Just as a prizefighter after each grueling round returns to his corner for doctoring at the hands of his seconds, so do the hard-hitting Spitfires, the RAF's haymaker in this First World War of the air, return to a Spitfire "hospital" after their forays against the Luftwaffe, and seek the expert doctoring which has enabled so many of them to continue in combat. The British Ministry of Aircraft Production long ago faced the same shortage of vital materials now being experienced in the United States. They found it impractical simply to write off planes which in other days might have been consigned to the junk pile. The Spitter was indispensable to the defense of England, and so fighter hospitals were created. Here the damaged aircraft are swiftly reconditioned and, in many instances, practically rebuilt from salvaged parts of dismantled planes.
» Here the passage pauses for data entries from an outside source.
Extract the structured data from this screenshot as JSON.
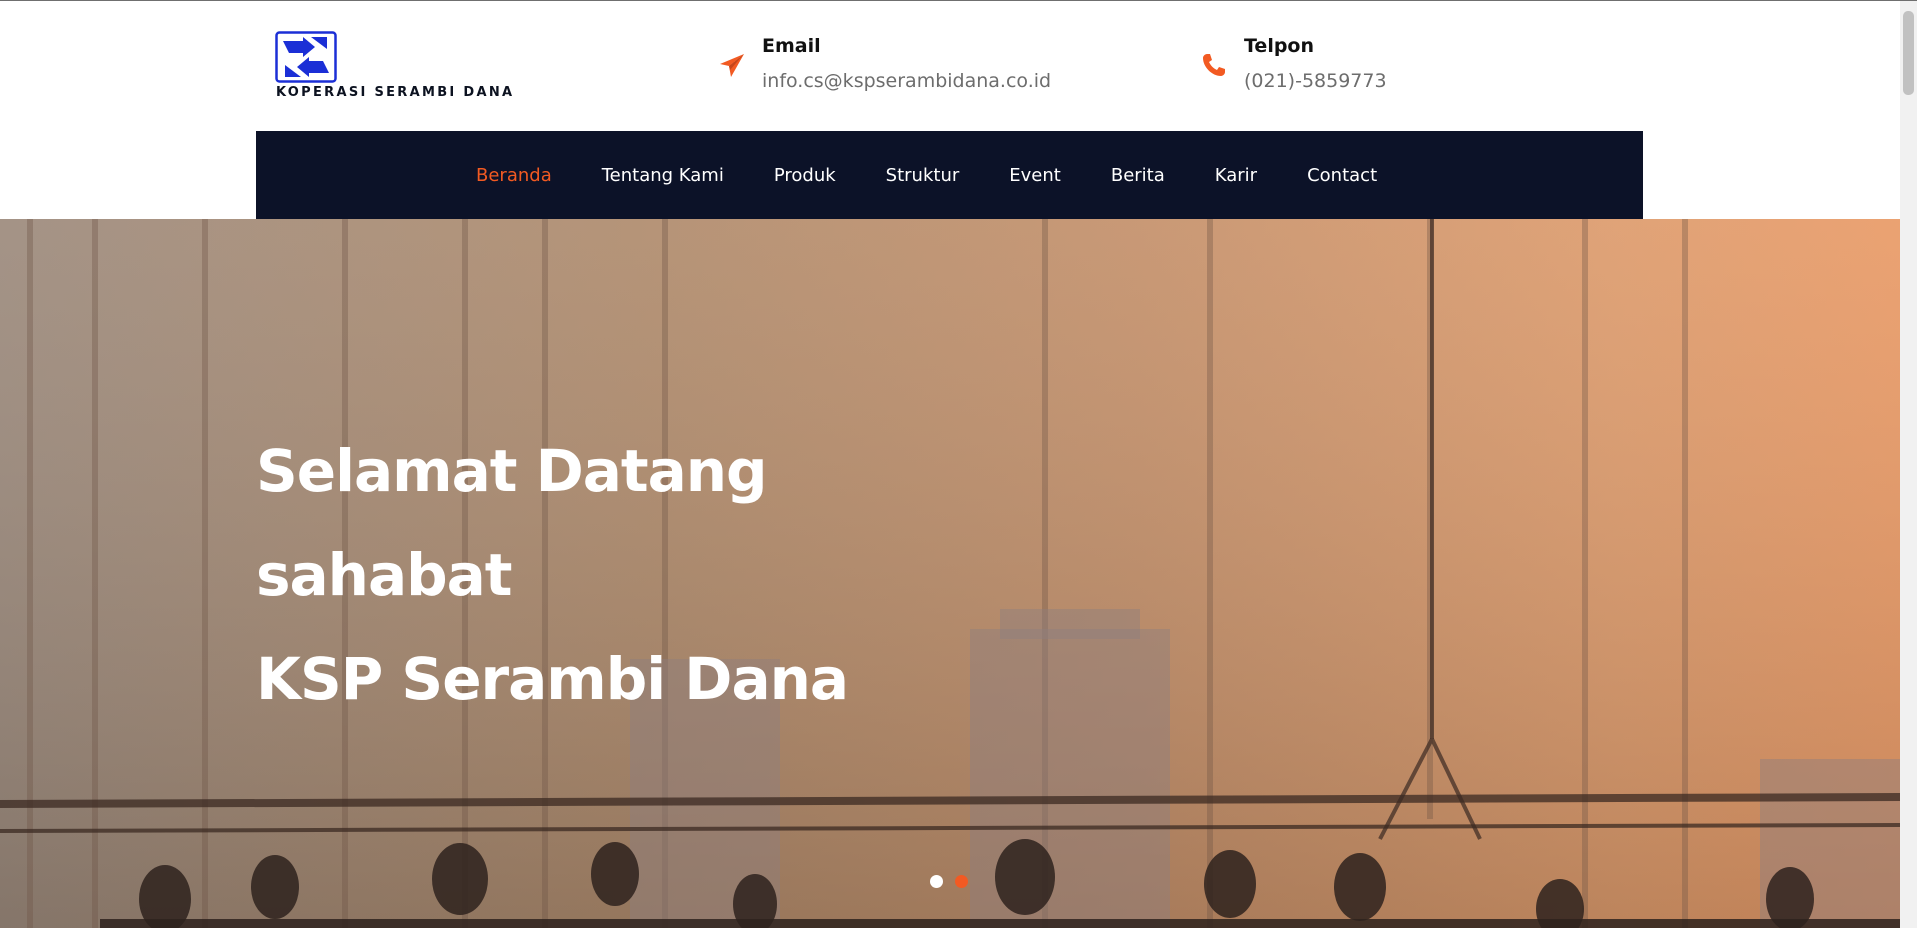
{
  "brand": {
    "name": "KOPERASI SERAMBI DANA",
    "logo_icon": "serambi-dana-logo",
    "logo_color": "#1b2fd6"
  },
  "contact": {
    "email": {
      "title": "Email",
      "value": "info.cs@kspserambidana.co.id",
      "icon": "paper-plane-icon"
    },
    "phone": {
      "title": "Telpon",
      "value": "(021)-5859773",
      "icon": "phone-icon"
    }
  },
  "nav": {
    "items": [
      {
        "label": "Beranda",
        "active": true
      },
      {
        "label": "Tentang Kami"
      },
      {
        "label": "Produk"
      },
      {
        "label": "Struktur"
      },
      {
        "label": "Event"
      },
      {
        "label": "Berita"
      },
      {
        "label": "Karir"
      },
      {
        "label": "Contact"
      }
    ]
  },
  "hero": {
    "line1": "Selamat Datang",
    "line2": "sahabat",
    "line3": "KSP Serambi Dana",
    "slides": 2,
    "active_slide": 2
  },
  "colors": {
    "accent": "#f25a22",
    "nav_bg": "#0c1228",
    "dot_inactive": "#ffffff",
    "dot_active": "#f25a22"
  }
}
The efficient operation of these Spitfire hospitals has made possible the return to duty of many battle-scarred aircraft, veterans of repeated aerial encounters with the enemy, and has done much to offset the numerical advantage thus far held by the Luftwaffe.
This pictorial article was originally published in the June, 1942, issue of Flying and Popular Aviation magazine, vol 30, no 6, p 21.
The original article includes 4 photographs.
Photos are not credited.